Generally, obese persons have a shorter life expectancy; they suffer earlier, more often, and more severely from a large number of diseases than do their normal-weight counterparts. For example, people who are obese are also frequently affected by diabetes; in fact, worldwide, roughly 90 percent of type II diabetes cases are caused by excess weight. According to the CDC, obesity increases the risk of developing a number of potentially serious health problems, including:
- Coronary heart disease
- High blood pressure
- Type 2 diabetes
- Some cancers (breast, colon, endometrial, gallbladder, kidney, and liver)
- Sleep apnea
- High LDL cholesterol, low HDL cholesterol, or high levels of triglycerides
- Infertility or irregular periods besides its physical consequences, obesity may also take an emotional toll: Some people with obesity experience depression, feelings of social isolation, discrimination and an overall lower quality of life, according to the Mayo Clinic.
How to improve your health from Obesity
According to the CDC, here are some tips that may help people lose weight successfully:
Keep a daily food diary, which can make people more aware of what foods they eat, when they eat them and how much they consume, as well as identify potentially unhealthy eating habits, such as eating when stressed or not hungry. Make small changes to your eating habits, such as eating more slowly, putting your fork down between bites and drinking more water, which can all help to reduce the number of calories people consume.
Once you’ve lost weight, regular physical activity (60 to 90 minutes of moderate-intensity physical activity per day, on most days of the week) can help keep weight off, the CDC says.
In addition, according to the Mayo Clinic, to achieve a healthy weight and adopt healthier eating habits, people may need to see several health professionals, including a dietitian, behavioral therapist, exercise physiologist and obesity expert. Working with a diverse team of health experts can help people make long-term changes in their eating and exercise habits and develop strategies to address any emotional and behavioral issues that may lead to weight gain and unhealthy lifestyle habits.

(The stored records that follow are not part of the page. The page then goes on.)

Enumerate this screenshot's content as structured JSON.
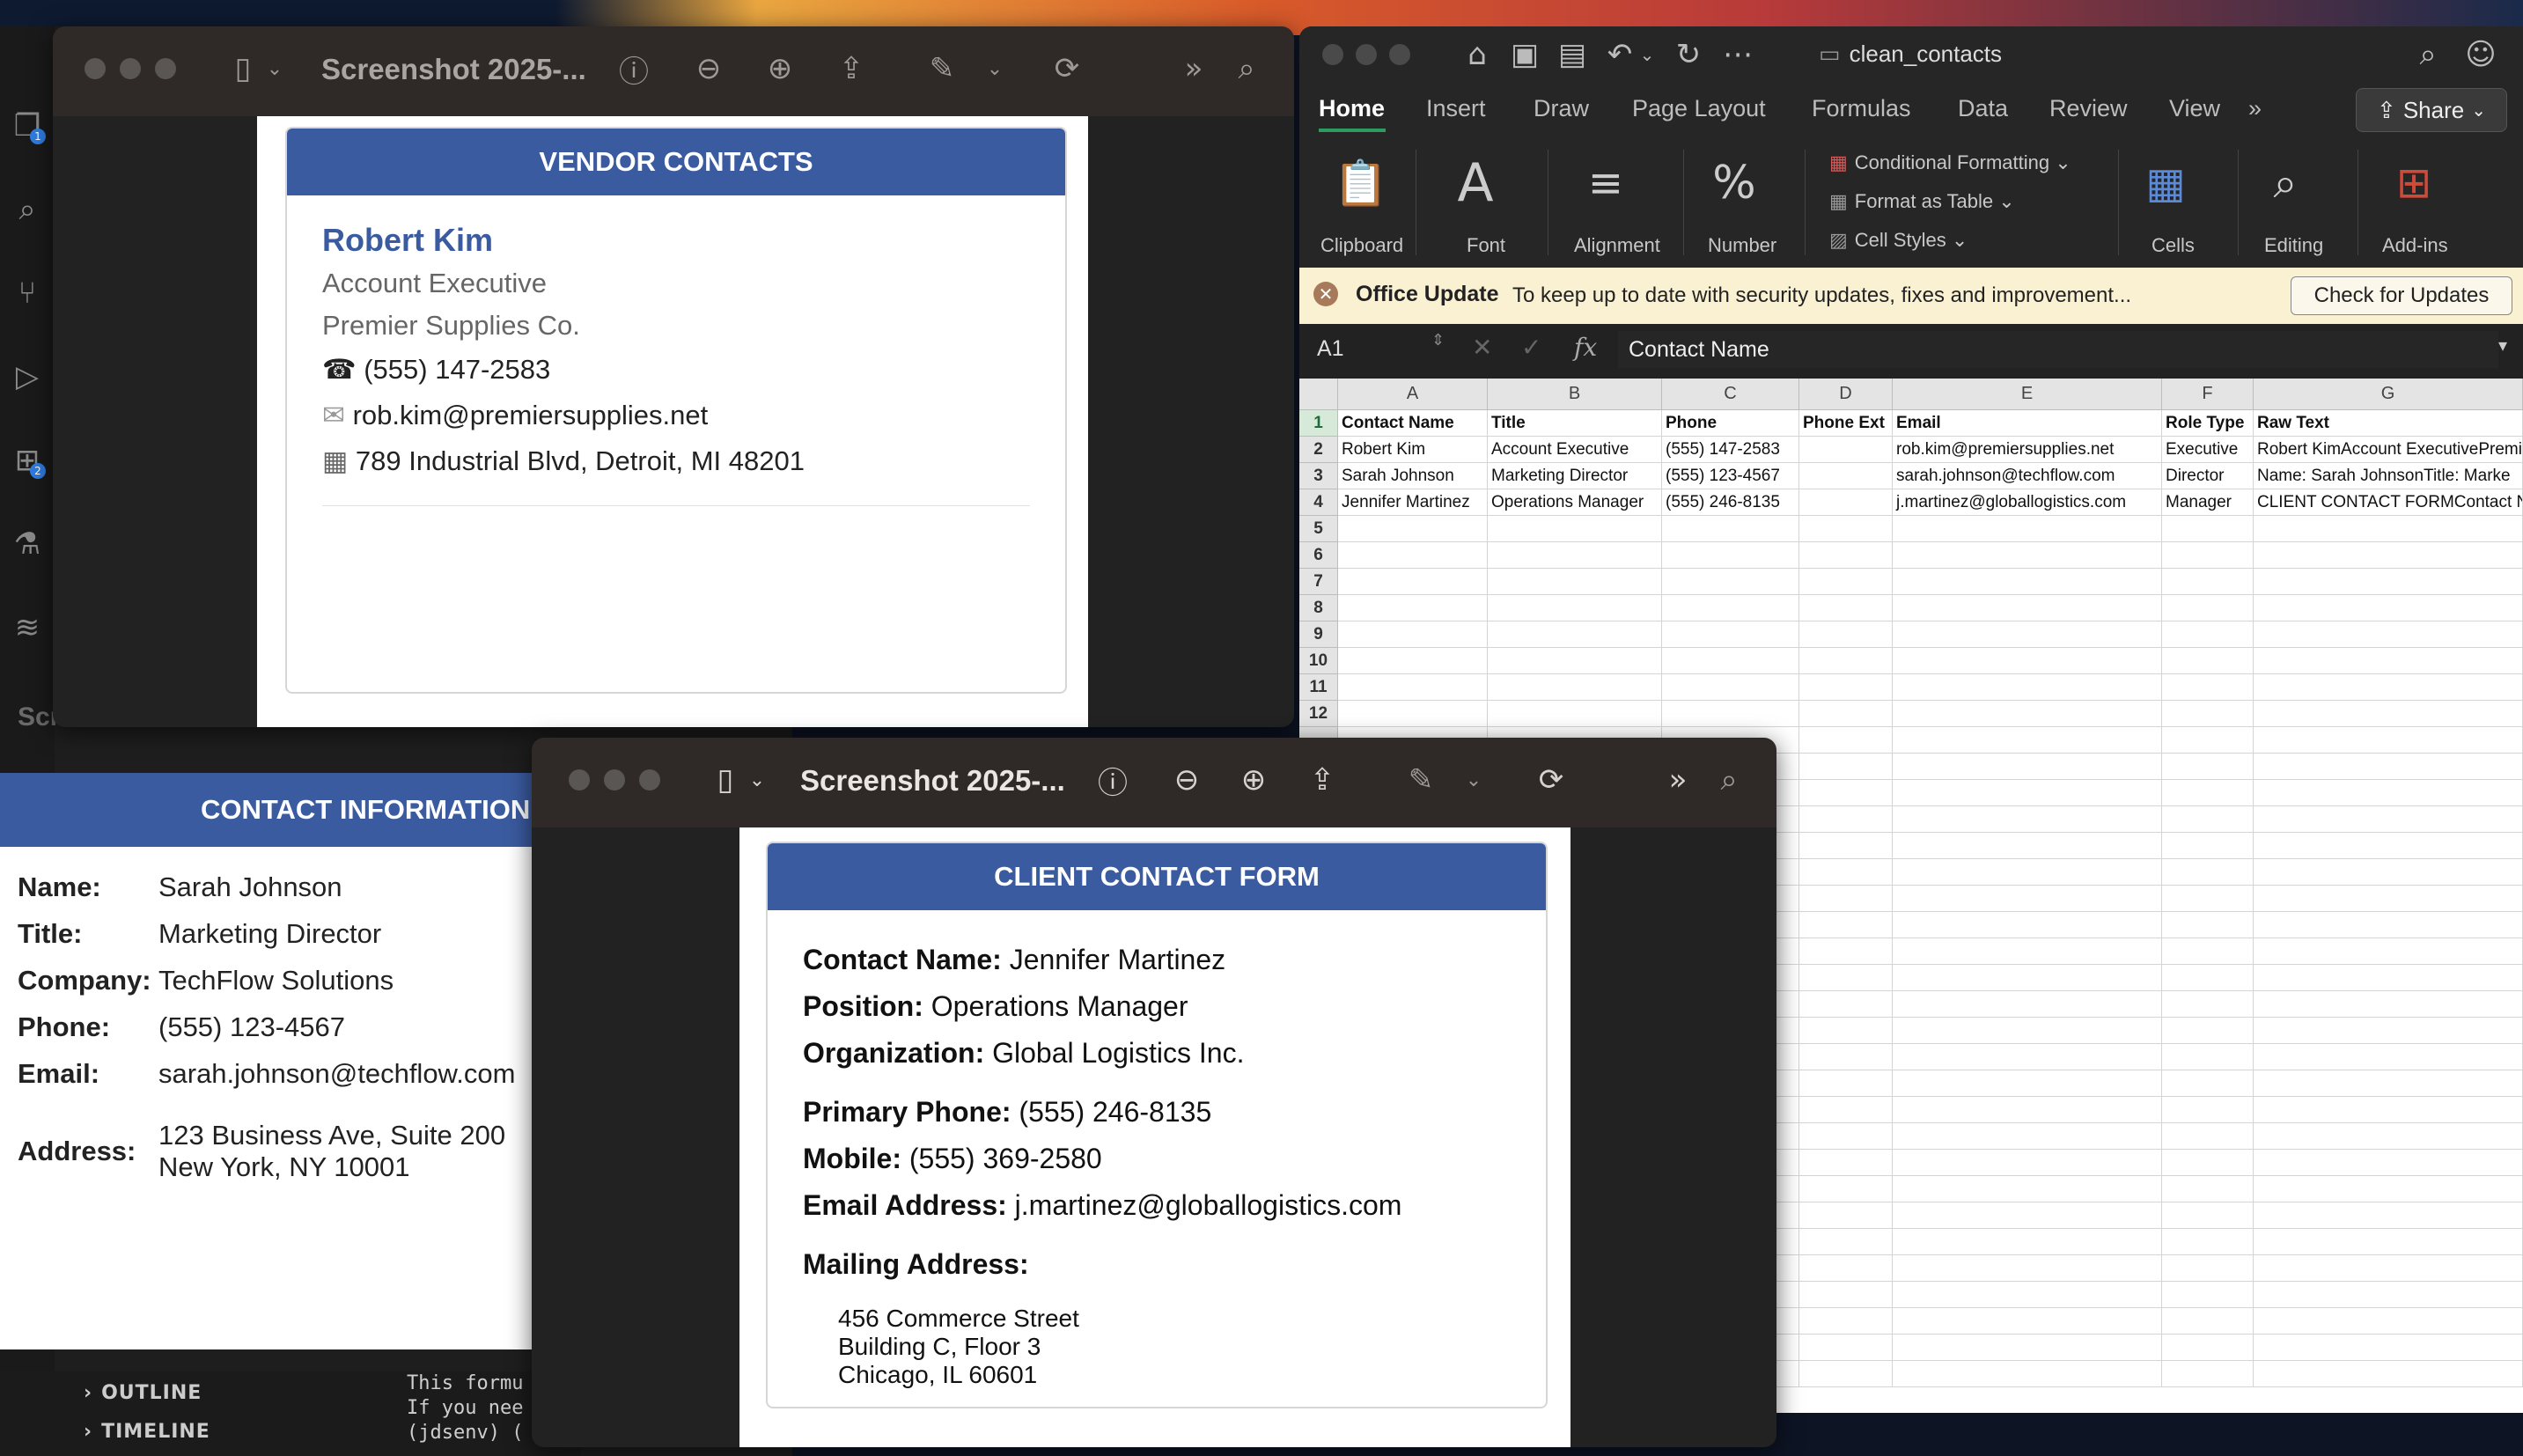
{
  "vscode": {
    "behind_title": "Screenshot 2025...",
    "outline": "OUTLINE",
    "timeline": "TIMELINE",
    "terminal_lines": [
      "This formu",
      "If you nee",
      "(jdsenv) ("
    ],
    "badge_explorer": "1",
    "badge_extensions": "2"
  },
  "contact_info": {
    "header": "CONTACT INFORMATION",
    "rows": [
      {
        "label": "Name:",
        "value": "Sarah Johnson"
      },
      {
        "label": "Title:",
        "value": "Marketing Director"
      },
      {
        "label": "Company:",
        "value": "TechFlow Solutions"
      },
      {
        "label": "Phone:",
        "value": "(555) 123-4567"
      },
      {
        "label": "Email:",
        "value": "sarah.johnson@techflow.com"
      },
      {
        "label": "Address:",
        "value": "123 Business Ave, Suite 200",
        "value2": "New York, NY 10001"
      }
    ]
  },
  "vendor_window": {
    "title": "Screenshot 2025-...",
    "header": "VENDOR CONTACTS",
    "name": "Robert Kim",
    "title_line": "Account Executive",
    "company": "Premier Supplies Co.",
    "phone": "(555) 147-2583",
    "email": "rob.kim@premiersupplies.net",
    "address": "789 Industrial Blvd, Detroit, MI 48201"
  },
  "client_window": {
    "title": "Screenshot 2025-...",
    "header": "CLIENT CONTACT FORM",
    "contact_name_label": "Contact Name:",
    "contact_name": "Jennifer Martinez",
    "position_label": "Position:",
    "position": "Operations Manager",
    "organization_label": "Organization:",
    "organization": "Global Logistics Inc.",
    "primary_phone_label": "Primary Phone:",
    "primary_phone": "(555) 246-8135",
    "mobile_label": "Mobile:",
    "mobile": "(555) 369-2580",
    "email_label": "Email Address:",
    "email": "j.martinez@globallogistics.com",
    "mailing_label": "Mailing Address:",
    "address_lines": [
      "456 Commerce Street",
      "Building C, Floor 3",
      "Chicago, IL 60601"
    ]
  },
  "excel": {
    "filename": "clean_contacts",
    "share_label": "Share",
    "tabs": [
      "Home",
      "Insert",
      "Draw",
      "Page Layout",
      "Formulas",
      "Data",
      "Review",
      "View"
    ],
    "ribbon": {
      "clipboard": "Clipboard",
      "font": "Font",
      "alignment": "Alignment",
      "number": "Number",
      "conditional_formatting": "Conditional Formatting",
      "format_as_table": "Format as Table",
      "cell_styles": "Cell Styles",
      "cells": "Cells",
      "editing": "Editing",
      "addins": "Add-ins"
    },
    "update_bar": {
      "title": "Office Update",
      "message": "To keep up to date with security updates, fixes and improvement...",
      "button": "Check for Updates"
    },
    "name_box": "A1",
    "formula_value": "Contact Name",
    "columns": [
      "A",
      "B",
      "C",
      "D",
      "E",
      "F",
      "G"
    ],
    "rows": [
      [
        "Contact Name",
        "Title",
        "Phone",
        "Phone Ext",
        "Email",
        "Role Type",
        "Raw Text"
      ],
      [
        "Robert Kim",
        "Account Executive",
        "(555) 147-2583",
        "",
        "rob.kim@premiersupplies.net",
        "Executive",
        "Robert KimAccount ExecutivePremier"
      ],
      [
        "Sarah Johnson",
        "Marketing Director",
        "(555) 123-4567",
        "",
        "sarah.johnson@techflow.com",
        "Director",
        "Name: Sarah JohnsonTitle: Marke"
      ],
      [
        "Jennifer Martinez",
        "Operations Manager",
        "(555) 246-8135",
        "",
        "j.martinez@globallogistics.com",
        "Manager",
        "CLIENT CONTACT FORMContact Na"
      ]
    ],
    "row_numbers": [
      "1",
      "2",
      "3",
      "4",
      "5",
      "6",
      "7",
      "8",
      "9",
      "10",
      "11",
      "12"
    ]
  }
}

Treatment for Obesity
The treatment of obesity has two main objectives: removal of the causative factors, which may be difficult if the causes are of emotional or psychological origin, and removal of surplus fat by reducing food intake. Return to normal body weight by reducing calorie intake is best done under medical supervision. Dietary fads and reducing diets that produce quick results without effort are of doubtful effectiveness in reducing body weight and keeping it down, and most are actually deleterious to health. (See dieting.) Weight loss is best achieved through increased physical activity and basic dietary changes, such as lowering total calorie intake by substituting fruits and vegetables for refined carbohydrates.
Also check: Losing Weight Healthily
Several drugs are approved for the treatment of obesity. Two of them are Belviq (lorcaserin hydrochloride) and Qsymia (phentermine and topiramate). Belviq decreases obese individuals’ cravings for carbohydrate-rich foods by stimulating the release of serotonin, which normally is triggered by carbohydrate intake. Qsymia leverages the weight-loss side effects of topiramate, an antiepileptic drug, and the stimulant properties of phentermine, an existing short-term treatment for obesity.
Other treatment options for obesity include certain prescription and over-the-counter medications that curb appetite, such as orlistat and lorcaserin, but can cause side effects, such as cramping, diarrhea, headaches, dizziness and nausea, according to the Mayo Clinic. Weight loss medication should be used along with diet and exercise to help people lose weight, and some weight loss medications are only intended for short-term use.